POP, or percent of the possible, scores represent how close respondents believe their community is to an ideal or healthy community in the particular areas we asked about. A POP score of 100 is the highest possible score and is reached when every single respondent rates each of the individual indicators at the highest value. POP scores range from 0 to 100. In the survey, negative outcomes were reversed so that a higher POP score indicates moving toward a healthier community.
Why is the data not available broken out by ZIP code?
Due to the survey size, the data cannot be broken down into ZIP code. There are too few survey respondents in some ZIP codes, which could cause their information to be identifiable.
Can the data collected as part of the second annual RI Life Index be integrated with complementary data collected by other organizations, like Health Equity Zones, ONE Neighborhood Builders, and United Way of Rhode Island, to name a few?

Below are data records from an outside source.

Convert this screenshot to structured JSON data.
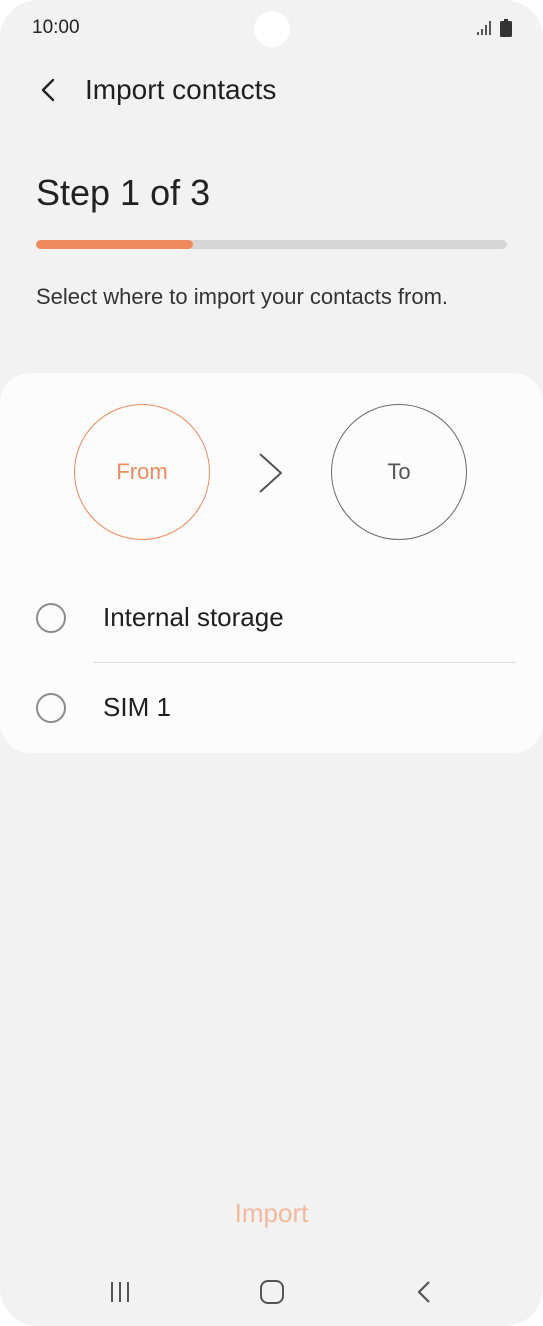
{
  "status_bar": {
    "time": "10:00",
    "icons": [
      "camera-cutout",
      "signal-icon",
      "battery-icon"
    ]
  },
  "header": {
    "back_icon": "chevron-left-icon",
    "title": "Import contacts"
  },
  "step": {
    "title": "Step 1 of 3",
    "progress_percent": 33.3,
    "instruction": "Select where to import your contacts from."
  },
  "card": {
    "from_label": "From",
    "to_label": "To",
    "arrow_icon": "chevron-right-icon",
    "options": [
      {
        "label": "Internal storage",
        "selected": false
      },
      {
        "label": "SIM 1",
        "selected": false
      }
    ]
  },
  "actions": {
    "import_label": "Import"
  },
  "nav": {
    "items": [
      "recent-apps-icon",
      "home-icon",
      "back-icon"
    ]
  },
  "colors": {
    "accent": "#f08a5d",
    "accent_disabled": "#f3b99d",
    "background": "#f2f2f2",
    "card": "#fcfcfc",
    "progress_track": "#d6d6d6"
  }
}
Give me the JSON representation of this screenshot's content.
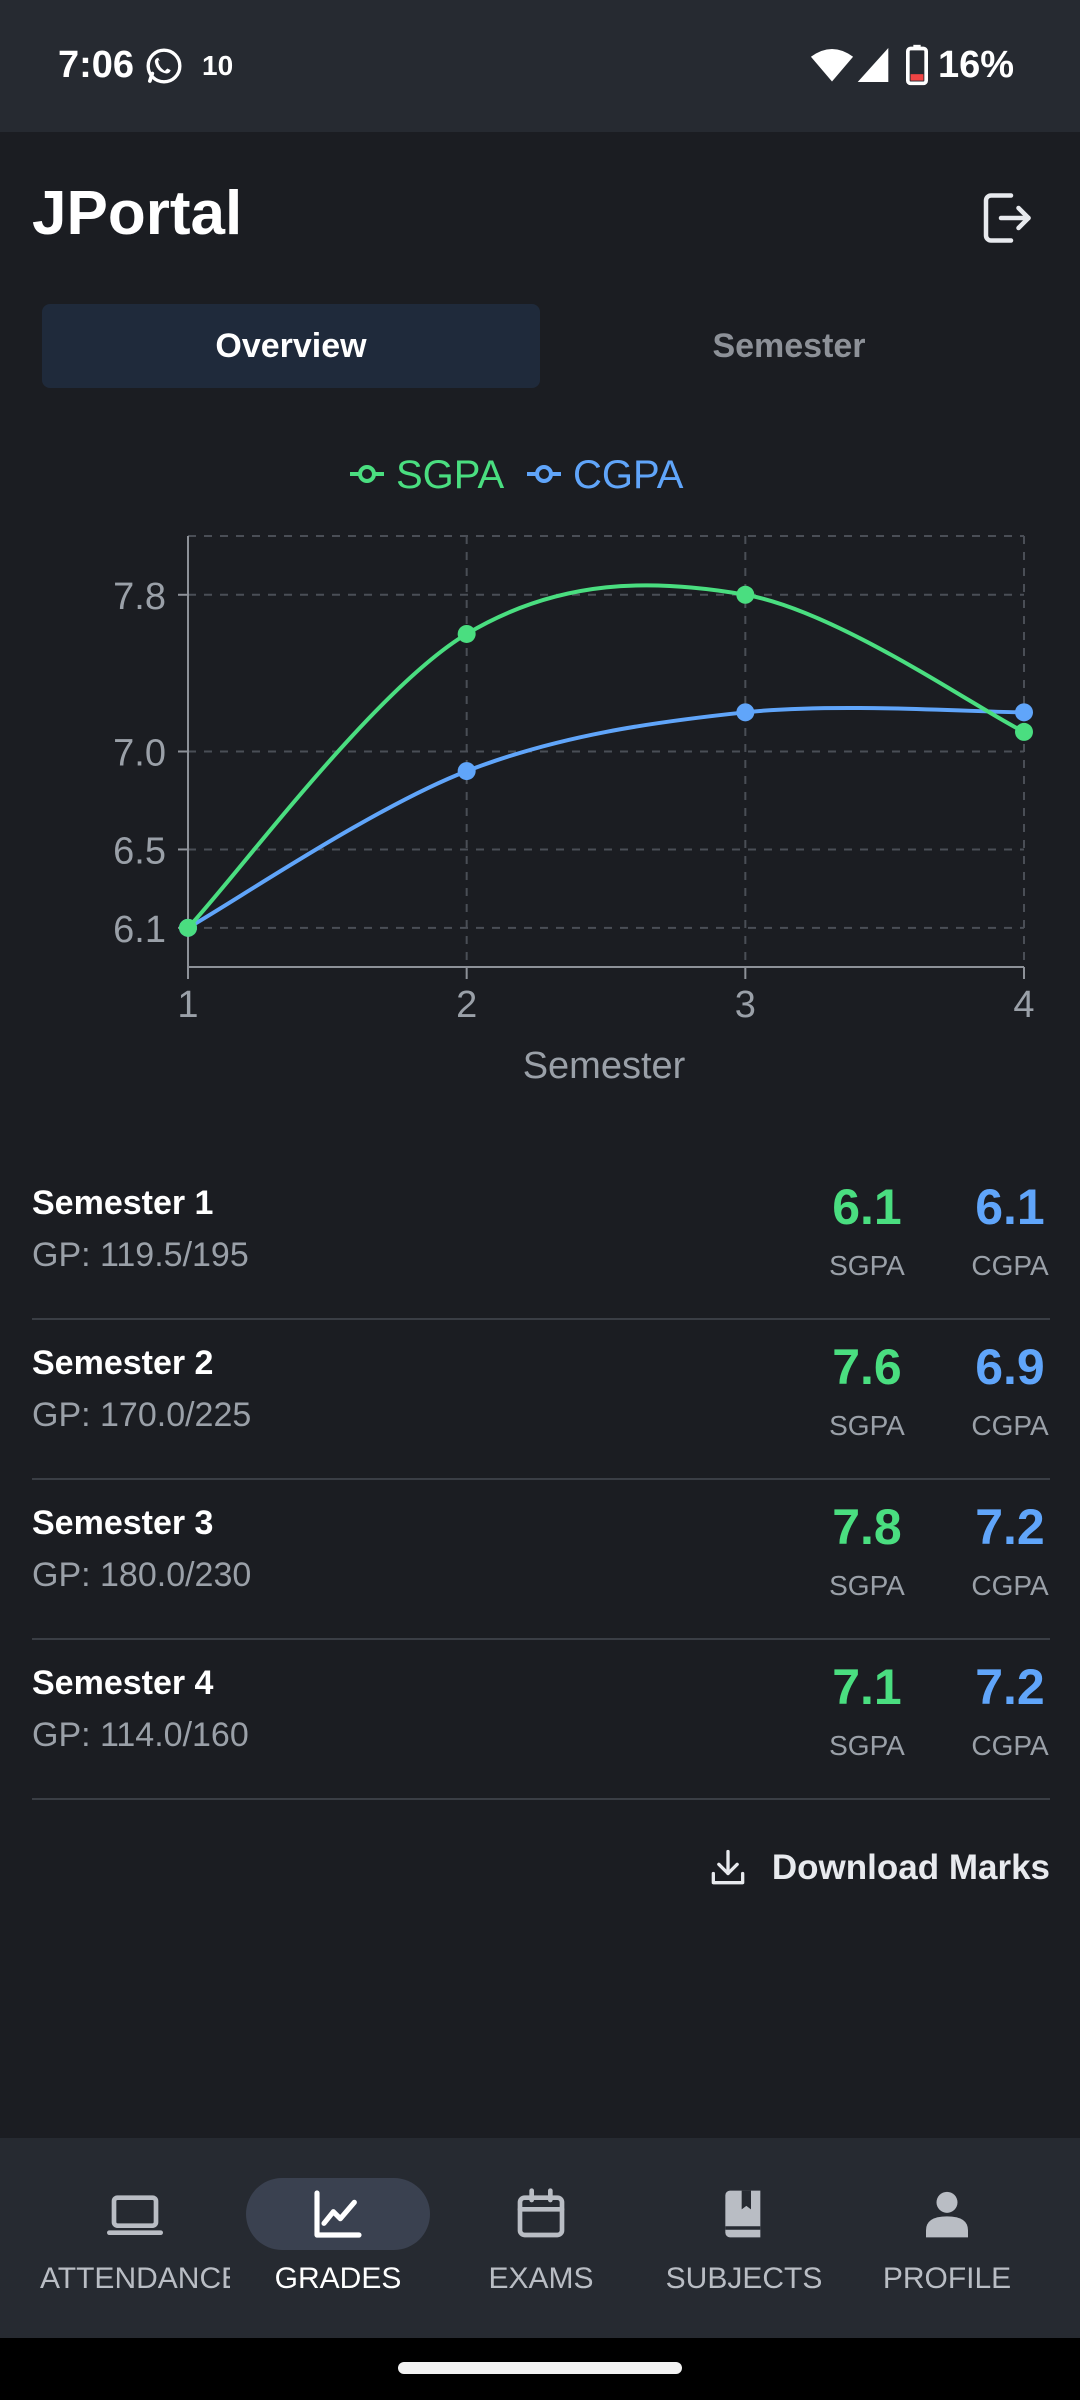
{
  "status": {
    "time": "7:06",
    "notification_text": "10",
    "battery": "16%",
    "icons": [
      "whatsapp-icon",
      "wifi-icon",
      "signal-icon",
      "battery-icon"
    ]
  },
  "header": {
    "title": "JPortal",
    "logout_icon": "logout-icon"
  },
  "tabs": [
    {
      "label": "Overview",
      "active": true
    },
    {
      "label": "Semester",
      "active": false
    }
  ],
  "colors": {
    "sgpa": "#4ade80",
    "cgpa": "#60a5fa",
    "bg": "#1b1d22",
    "panel": "#262a31"
  },
  "chart_data": {
    "type": "line",
    "x": [
      1,
      2,
      3,
      4
    ],
    "xlabel": "Semester",
    "ylabel": "",
    "xlim": [
      1,
      4
    ],
    "ylim": [
      5.9,
      8.1
    ],
    "yticks": [
      6.1,
      6.5,
      7.0,
      7.8
    ],
    "xticks": [
      1,
      2,
      3,
      4
    ],
    "legend": "top-center",
    "grid": true,
    "series": [
      {
        "name": "SGPA",
        "values": [
          6.1,
          7.6,
          7.8,
          7.1
        ],
        "color": "#4ade80"
      },
      {
        "name": "CGPA",
        "values": [
          6.1,
          6.9,
          7.2,
          7.2
        ],
        "color": "#60a5fa"
      }
    ]
  },
  "semesters": [
    {
      "name": "Semester 1",
      "gp": "GP: 119.5/195",
      "sgpa": "6.1",
      "cgpa": "6.1"
    },
    {
      "name": "Semester 2",
      "gp": "GP: 170.0/225",
      "sgpa": "7.6",
      "cgpa": "6.9"
    },
    {
      "name": "Semester 3",
      "gp": "GP: 180.0/230",
      "sgpa": "7.8",
      "cgpa": "7.2"
    },
    {
      "name": "Semester 4",
      "gp": "GP: 114.0/160",
      "sgpa": "7.1",
      "cgpa": "7.2"
    }
  ],
  "labels": {
    "sgpa": "SGPA",
    "cgpa": "CGPA"
  },
  "download": {
    "label": "Download Marks",
    "icon": "download-icon"
  },
  "nav": [
    {
      "label": "ATTENDANCE",
      "icon": "monitor-icon",
      "active": false
    },
    {
      "label": "GRADES",
      "icon": "chart-line-icon",
      "active": true
    },
    {
      "label": "EXAMS",
      "icon": "calendar-icon",
      "active": false
    },
    {
      "label": "SUBJECTS",
      "icon": "book-icon",
      "active": false
    },
    {
      "label": "PROFILE",
      "icon": "person-icon",
      "active": false
    }
  ]
}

Because the RI Life Index survey method is designed to be anonymous and all potentially identifying characteristics are separated from the publicly available data, the possibilities for data integration are limited at best. This intentional survey method allows for greater participation and typically richer data, which can be used to reinforce existing data resources. The only identifier within our evaluation is the ZIP Code, which allows us to present results at a geographic level but limits the ability for full integration of these results with other data sources. We plan to facilitate sessions with the Health Equity Zones and to continue working with other community-based organizations to ensure that RI Life Index data drives action to address pressing community needs.

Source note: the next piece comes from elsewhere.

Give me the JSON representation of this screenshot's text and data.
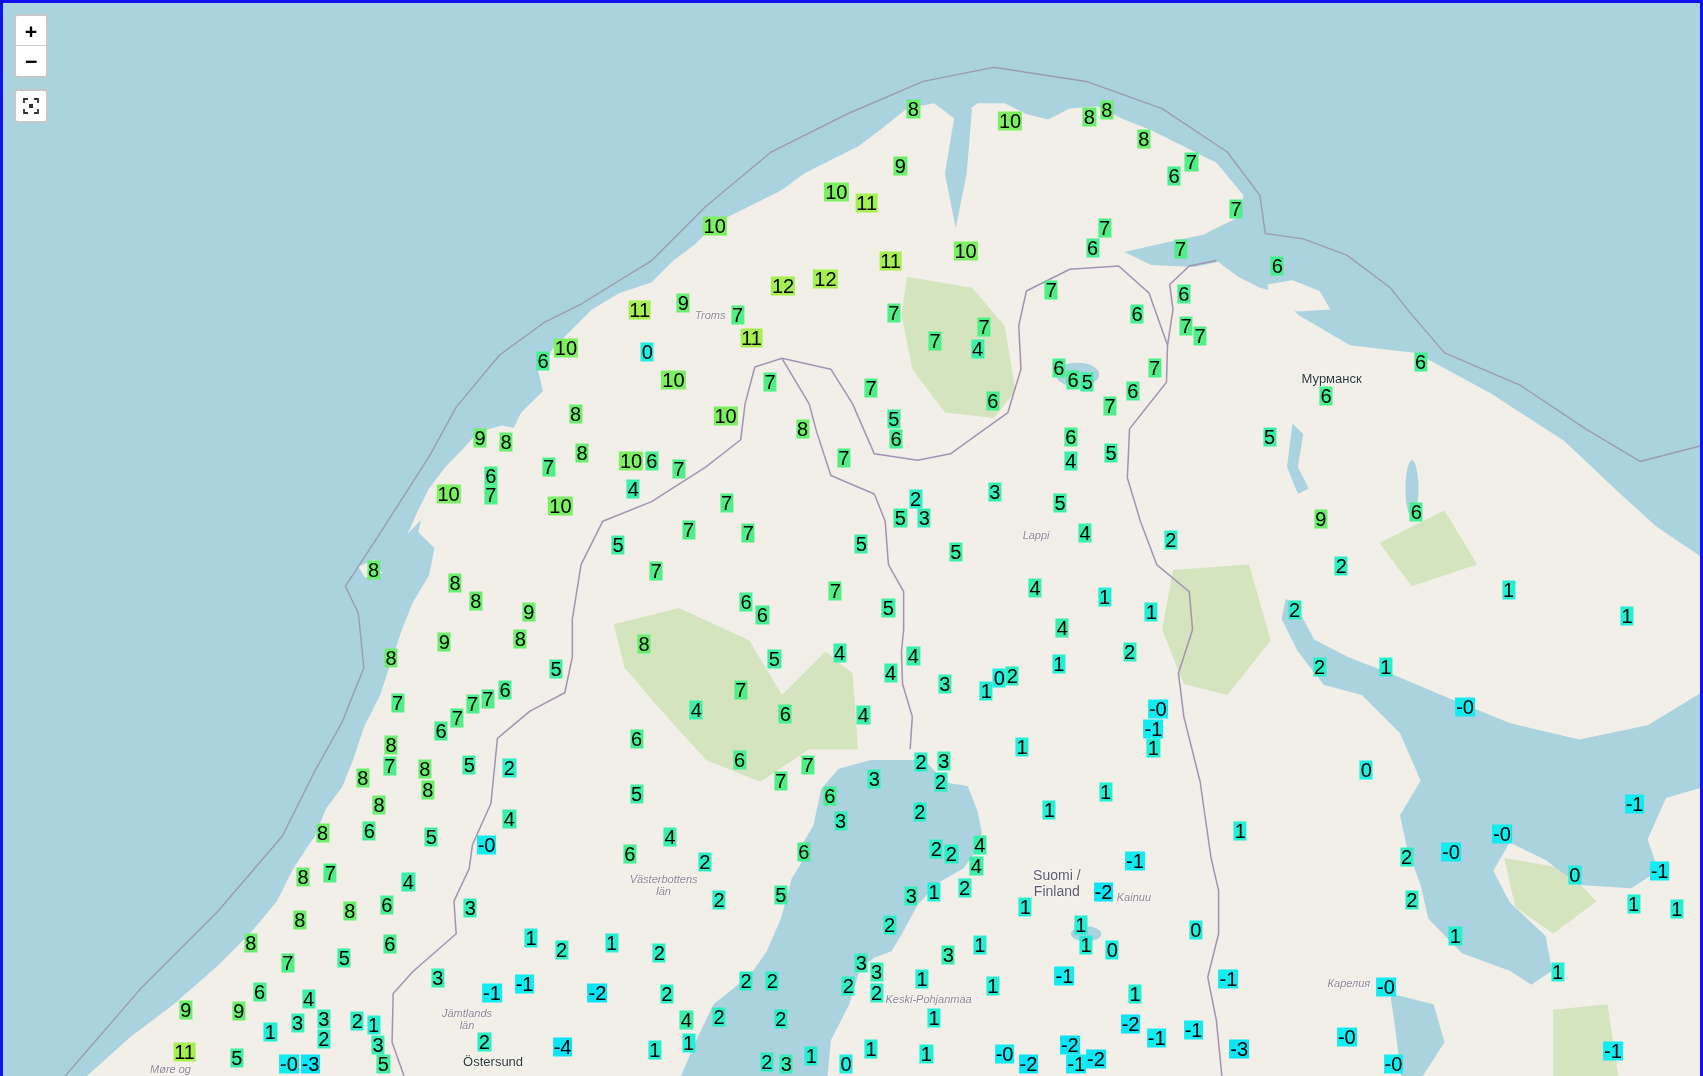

What were some of the highlights of the 2020 RI Life Index?
When it comes to the factors impacting health and well-being, Rhode Islanders cited access to affordable, nutritious food; availability and quality of civic, social, and healthcare services for older adults; access to healthcare; and programs and services available for children as strengths. In contrast, respondents saw the availability of quality affordable housing, job opportunities and job training programs as areas for improvement; and noted that the cost of living was a burden.
Who are the members of the RI Life Index Coalition?
It’s clear that in order to tackle the many social factors influencing health outcomes, key community partners must join together. That’s why we convened the RI Life Index Coalition, a group of community leaders who are shaping the next steps in the RI Life Index journey, helping to animate and activate the Index, and providing thought leadership on viable solutions to the challenges identified. Coalition members also provide recommendations about best to leverage existing data resources. The following organizations, all of which are all working in the arenas highlighted within the survey, including basic human needs and social services, are participating on the Coalition:
- Age-Friendly Rhode Island
- Blue Cross & Blue Shield of Rhode Island
- Brown University School of Public Health
- Economic Progress Institute
- HousingWorks RI
- Lifespan Community Health Institute
- Medical Legal Partnership Boston
- Rhode Island Community Food Bank
- Rhode Island Department of Health
- Rhode Island Kids Count
- Rhode Island Foundation
- United Way of Rhode Island
How often will the Index be produced?
The survey will be conducted on an annual basis.
How do you decide which topics to cover?
A core group of 18 questions that address quality of life and quality of community will be asked each year so that we may measure progress year over year. The remainder of the survey question topics are determined by the RI Life Index Coalition, based on the need to fill knowledge gaps in other existing data resources.
We know that there are social factors that make achieving well-being harder for particular demographic groups. Early in 2020, well before the pandemic hit, the Coalition recommended that we focus on the impact of social determinants of health on Black and Latinx Rhode Islanders. This focus will continue in 2021.